discuss how they plan on proceeding.
c.CASQA Meeting on Stormwater Harvesting and Use – Matt reported on this interesting meeting held on
May 15 in Oakland. The takeaway message is that everyone will likely be moving toward capturing
stormwater for use given California’s drought conditions and limited water supplies. There is not a standard
guidance on capturing stormwater. It is not a water rights issue in California unless the water is being
diverted from a natural channel. The City of San Francisco is working on aggressive stormwater harvesting
and reuse measures for things such as flushing toilets. It is preparing a rainwater harvesting manual. Work is
proceeding on a plumbing code change to assure that there are no cross-connections to the potable water
system. The presentations will be on CASQA’s website.
d. Update on Preparations for Applying for Proposition 84 Stormwater Grant Funds for Low Impact
Development – Matt reported that there is interest in doing a green street and parking lot project in the San
Francisquito Creek watershed. Nevue Ngan staff visited the area and has offered some suggested projects at
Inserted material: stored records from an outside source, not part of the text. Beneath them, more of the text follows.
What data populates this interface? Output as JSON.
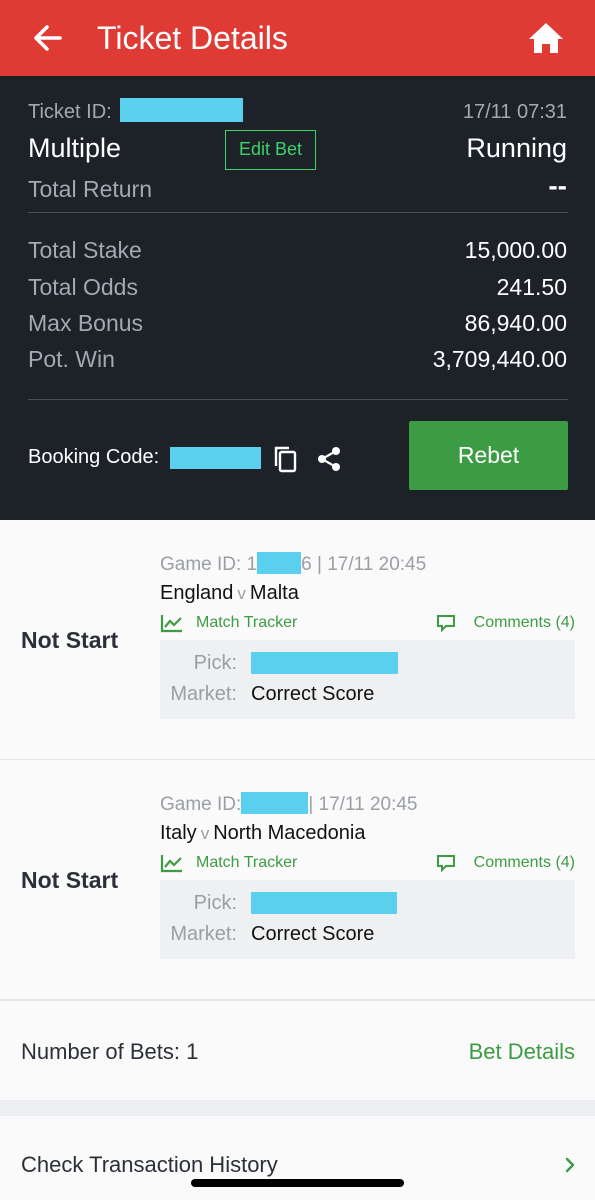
{
  "header": {
    "title": "Ticket Details",
    "back_icon": "arrow-left-icon",
    "home_icon": "home-icon",
    "background": "#e03a35"
  },
  "ticket": {
    "id_label": "Ticket ID:",
    "datetime": "17/11 07:31",
    "bet_type": "Multiple",
    "edit_bet_label": "Edit Bet",
    "status": "Running",
    "total_return_label": "Total Return",
    "total_return_value": "--",
    "rows": [
      {
        "label": "Total Stake",
        "value": "15,000.00"
      },
      {
        "label": "Total Odds",
        "value": "241.50"
      },
      {
        "label": "Max Bonus",
        "value": "86,940.00"
      },
      {
        "label": "Pot. Win",
        "value": "3,709,440.00"
      }
    ],
    "booking_code_label": "Booking Code:",
    "rebet_label": "Rebet",
    "accent": "#3bd36a",
    "button_color": "#3c9c43"
  },
  "bets": [
    {
      "state": "Not Start",
      "game_id_label": "Game ID: 1",
      "game_id_suffix": "6 | 17/11 20:45",
      "home": "England",
      "vs": "v",
      "away": "Malta",
      "tracker_label": "Match Tracker",
      "comments_label": "Comments (4)",
      "pick_label": "Pick:",
      "market_label": "Market:",
      "market_value": "Correct Score"
    },
    {
      "state": "Not Start",
      "game_id_label": "Game ID:",
      "game_id_suffix": "| 17/11 20:45",
      "home": "Italy",
      "vs": "v",
      "away": "North Macedonia",
      "tracker_label": "Match Tracker",
      "comments_label": "Comments (4)",
      "pick_label": "Pick:",
      "market_label": "Market:",
      "market_value": "Correct Score"
    }
  ],
  "footer": {
    "number_of_bets": "Number of Bets: 1",
    "bet_details_label": "Bet Details",
    "history_label": "Check Transaction History"
  }
}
ten different locations. The concept would be to have each project treat the runoff from about 100,000
square feet so that a total of about 1,000,000 square feet would receive water quality treatment. The projects
are spread out so that a bike tour could be used to visit the project sites. Two of the projects would be on the
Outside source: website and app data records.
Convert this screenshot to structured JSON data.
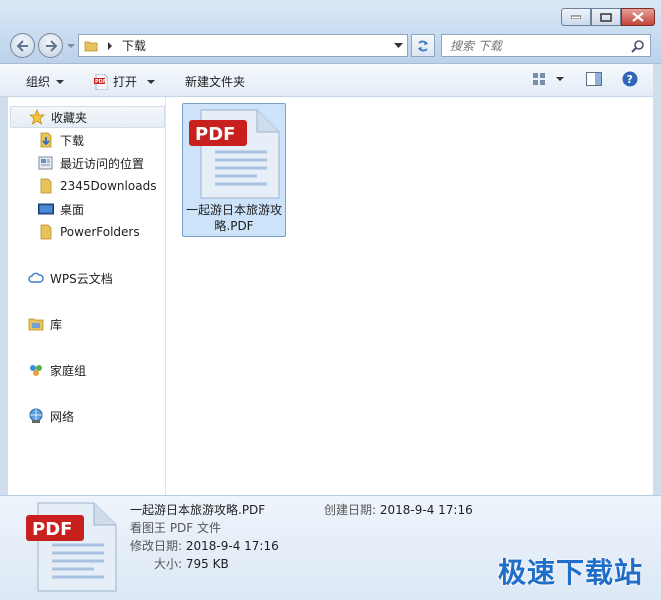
{
  "address": {
    "current_folder": "下载"
  },
  "search": {
    "placeholder": "搜索 下载"
  },
  "toolbar": {
    "organize": "组织",
    "open": "打开",
    "new_folder": "新建文件夹"
  },
  "sidebar": {
    "favorites": "收藏夹",
    "items": [
      {
        "label": "下载",
        "icon": "download-folder-icon"
      },
      {
        "label": "最近访问的位置",
        "icon": "recent-places-icon"
      },
      {
        "label": "2345Downloads",
        "icon": "folder-icon"
      },
      {
        "label": "桌面",
        "icon": "desktop-icon"
      },
      {
        "label": "PowerFolders",
        "icon": "folder-icon"
      }
    ],
    "groups": [
      {
        "label": "WPS云文档",
        "icon": "cloud-icon"
      },
      {
        "label": "库",
        "icon": "library-icon"
      },
      {
        "label": "家庭组",
        "icon": "homegroup-icon"
      },
      {
        "label": "网络",
        "icon": "network-icon"
      }
    ]
  },
  "file": {
    "badge": "PDF",
    "name": "一起游日本旅游攻略.PDF"
  },
  "details": {
    "name": "一起游日本旅游攻略.PDF",
    "type": "看图王 PDF 文件",
    "modified_label": "修改日期:",
    "modified_value": "2018-9-4 17:16",
    "size_label": "大小:",
    "size_value": "795 KB",
    "created_label": "创建日期:",
    "created_value": "2018-9-4 17:16"
  },
  "watermark": "极速下载站",
  "colors": {
    "accent": "#1f6ec9",
    "selection": "#cce3fa",
    "pdf_red": "#c8201d"
  }
}
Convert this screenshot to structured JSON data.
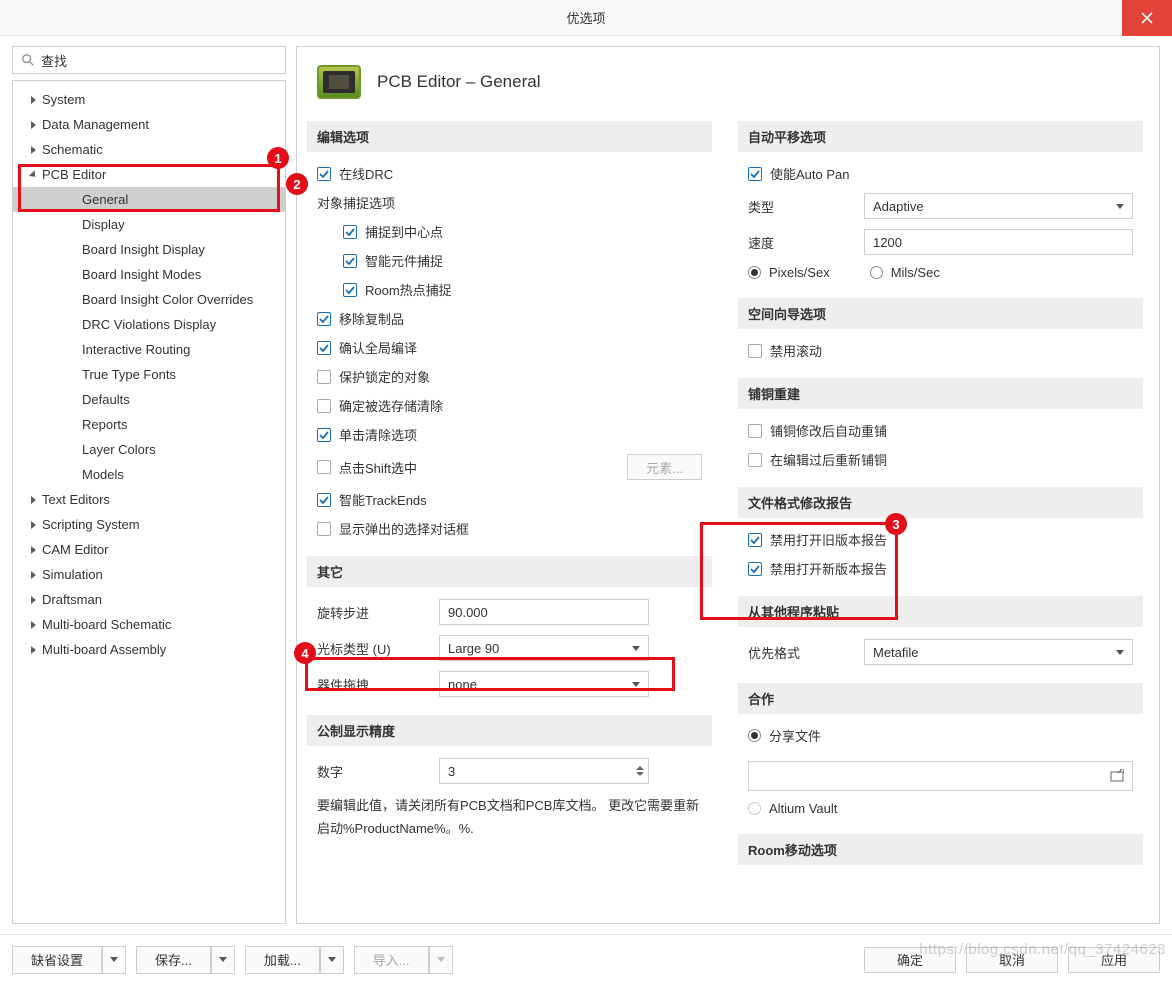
{
  "title": "优选项",
  "search_placeholder": "查找",
  "page_heading": "PCB Editor – General",
  "tree": {
    "items": [
      {
        "label": "System",
        "level": 1,
        "expanded": false
      },
      {
        "label": "Data Management",
        "level": 1,
        "expanded": false
      },
      {
        "label": "Schematic",
        "level": 1,
        "expanded": false
      },
      {
        "label": "PCB Editor",
        "level": 1,
        "expanded": true
      },
      {
        "label": "General",
        "level": 2,
        "selected": true
      },
      {
        "label": "Display",
        "level": 2
      },
      {
        "label": "Board Insight Display",
        "level": 2
      },
      {
        "label": "Board Insight Modes",
        "level": 2
      },
      {
        "label": "Board Insight Color Overrides",
        "level": 2
      },
      {
        "label": "DRC Violations Display",
        "level": 2
      },
      {
        "label": "Interactive Routing",
        "level": 2
      },
      {
        "label": "True Type Fonts",
        "level": 2
      },
      {
        "label": "Defaults",
        "level": 2
      },
      {
        "label": "Reports",
        "level": 2
      },
      {
        "label": "Layer Colors",
        "level": 2
      },
      {
        "label": "Models",
        "level": 2
      },
      {
        "label": "Text Editors",
        "level": 1,
        "expanded": false
      },
      {
        "label": "Scripting System",
        "level": 1,
        "expanded": false
      },
      {
        "label": "CAM Editor",
        "level": 1,
        "expanded": false
      },
      {
        "label": "Simulation",
        "level": 1,
        "expanded": false
      },
      {
        "label": "Draftsman",
        "level": 1,
        "expanded": false
      },
      {
        "label": "Multi-board Schematic",
        "level": 1,
        "expanded": false
      },
      {
        "label": "Multi-board Assembly",
        "level": 1,
        "expanded": false
      }
    ]
  },
  "left_col": {
    "edit_options_h": "编辑选项",
    "online_drc": "在线DRC",
    "obj_snap_h": "对象捕捉选项",
    "snap_center": "捕捉到中心点",
    "smart_component": "智能元件捕捉",
    "room_hotspot": "Room热点捕捉",
    "remove_dup": "移除复制品",
    "confirm_global": "确认全局编译",
    "protect_locked": "保护锁定的对象",
    "confirm_store_clear": "确定被选存储清除",
    "click_clear_sel": "单击清除选项",
    "shift_select": "点击Shift选中",
    "elements_btn": "元素...",
    "smart_trackends": "智能TrackEnds",
    "show_popup_dlg": "显示弹出的选择对话框",
    "other_h": "其它",
    "rotate_step_lbl": "旋转步进",
    "rotate_step_val": "90.000",
    "cursor_type_lbl": "光标类型 (U)",
    "cursor_type_val": "Large 90",
    "comp_drag_lbl": "器件拖拽",
    "comp_drag_val": "none",
    "metric_precision_h": "公制显示精度",
    "digits_lbl": "数字",
    "digits_val": "3",
    "note": "要编辑此值，请关闭所有PCB文档和PCB库文档。 更改它需要重新启动%ProductName%。%."
  },
  "right_col": {
    "autopan_h": "自动平移选项",
    "enable_autopan": "使能Auto Pan",
    "type_lbl": "类型",
    "type_val": "Adaptive",
    "speed_lbl": "速度",
    "speed_val": "1200",
    "unit_pixels": "Pixels/Sex",
    "unit_mils": "Mils/Sec",
    "space_nav_h": "空间向导选项",
    "disable_roll": "禁用滚动",
    "copper_h": "铺铜重建",
    "copper_auto": "铺铜修改后自动重铺",
    "copper_after_edit": "在编辑过后重新铺铜",
    "file_report_h": "文件格式修改报告",
    "old_ver": "禁用打开旧版本报告",
    "new_ver": "禁用打开新版本报告",
    "paste_h": "从其他程序粘贴",
    "pref_format_lbl": "优先格式",
    "pref_format_val": "Metafile",
    "collab_h": "合作",
    "share_file": "分享文件",
    "altium_vault": "Altium Vault",
    "room_move_h": "Room移动选项"
  },
  "footer": {
    "defaults": "缺省设置",
    "save": "保存... ",
    "load": "加载... ",
    "import": "导入...",
    "ok": "确定",
    "cancel": "取消",
    "apply": "应用"
  },
  "callouts": {
    "c1": "1",
    "c2": "2",
    "c3": "3",
    "c4": "4"
  },
  "watermark": "https://blog.csdn.net/qq_37424623"
}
Santa Clara County side of the watershed. Based on the costs for these types of projects in Portland, the
consultant is estimating that the cost for each project would be about $300,000. Working on project
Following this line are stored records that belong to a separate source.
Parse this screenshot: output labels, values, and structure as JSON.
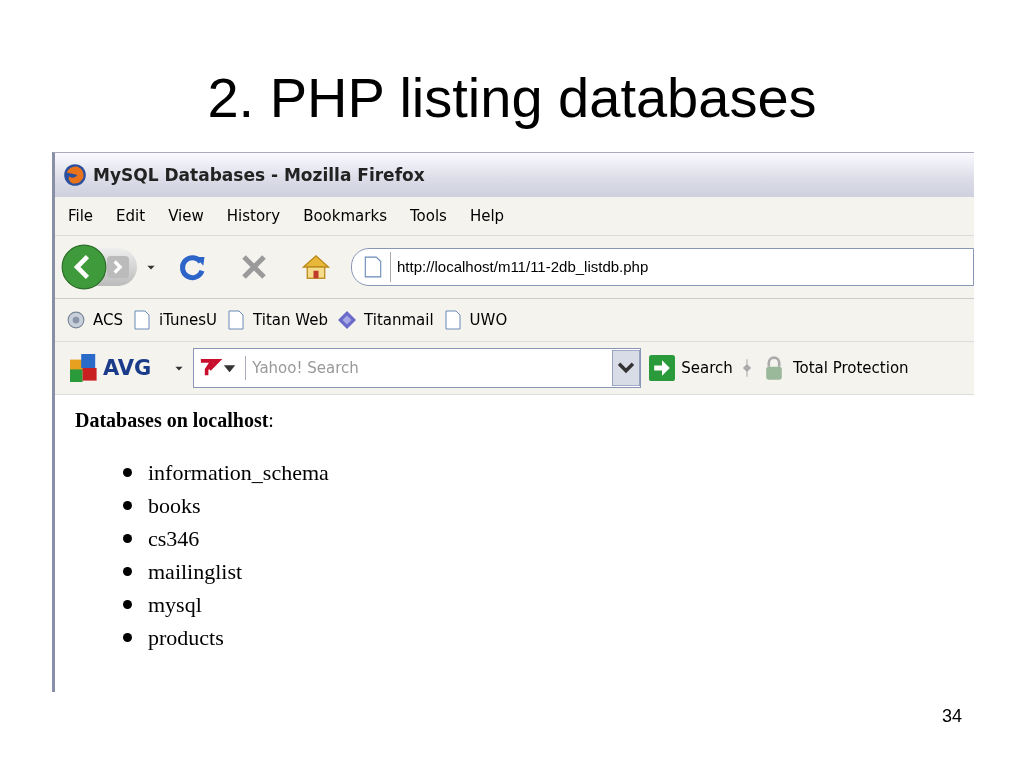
{
  "slide": {
    "title": "2. PHP listing databases",
    "page_number": "34"
  },
  "window": {
    "title": "MySQL Databases - Mozilla Firefox"
  },
  "menu": [
    "File",
    "Edit",
    "View",
    "History",
    "Bookmarks",
    "Tools",
    "Help"
  ],
  "address_bar": {
    "value": "http://localhost/m11/11-2db_listdb.php"
  },
  "bookmarks": [
    {
      "label": "ACS",
      "kind": "globe"
    },
    {
      "label": "iTunesU",
      "kind": "page"
    },
    {
      "label": "Titan Web",
      "kind": "page"
    },
    {
      "label": "Titanmail",
      "kind": "diamond"
    },
    {
      "label": "UWO",
      "kind": "page"
    }
  ],
  "avg_toolbar": {
    "logo": "AVG",
    "search": {
      "placeholder": "Yahoo! Search"
    },
    "search_button": "Search",
    "protection": "Total Protection"
  },
  "page": {
    "heading": "**Databases on localhost**:",
    "databases": [
      "information_schema",
      "books",
      "cs346",
      "mailinglist",
      "mysql",
      "products"
    ]
  }
}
concepts now will put the Countywide Program in a good position when grant funds become available.
e. Draft Construction General Permit – Fred Jarvis noted that a revised draft of this permit is currently out for
public comment. The countywide program has prepared a comment letter that is being reviewed by the New
Development Subcommittee. The biggest concern is that the new requirements for hydromodification and
stormwater treatment controls not create conflicting requirements to those in the existing municipal
stormwater permit or the upcoming municipal regional stormwater permit.
3. SUBCOMMITTEE REPORTS
a. Public Information and Participation – A draft summary of the May meeting was included in the agenda
packet. The subcommittee received an update on the website and what parts of the website are receiving the
most visits and downloads. The subcommittee is reviewing the school maintenance staff version of Tips for
a Cleaner Bay that is being adapted from the Alameda Countywide Clean Water Program. There has been
no progress on the regional advertising campaign. Copies of the new stormwater brochure, “You are the
Solution to Stormwater Pollution,” were distributed, and this brochure replaces the old the Bay Begins at
Your Front Door brochure.
b. Commercial/Industrial and Illicit Discharge – The subcommittee conducted training of inspectors at the
South San Francisco Corporation Yard. The training would not have been possible without invaluable
assistance from Rob Lecel, South San Francisco; Kiley Kinnon, City of Burlingame; Ward Donnelly, City
of Daly City; and Dermot Casey. The training was well received, but attendance was lower than similar
training conducted three years ago.
c. New Development – The subcommittee held its Green Streets workshop in May, and this workshop was
d. Municipal Government Maintenance Activities – This subcommittee is planning its upcoming workshop on
June 25. The workshop will include a review by Caltrans’ staff of the maintenance-related stormwater
BMPs employed by Caltrans and a presentation by Regional Water Board staff on the proposed maintenance
requirements in the municipal regional permit.
e. Parks Maintenance and Integrated Pest Management Work Group – The work group will meet next in
f. Watershed Assessment and Monitoring – This month the subcommittee visited a half-mile long trash study
site along San Mateo Creek. The trash that is removed accumulates again quickly. One of the important
sources is from bridges that span the creek. A planned third trash assessment will not be conducted to
redirect the funds to higher priority tasks.
4. PUBLIC COMMENTS - None.
5. NEXT MEETING
The July TAC meeting will be held on July 21 in South San Francisco.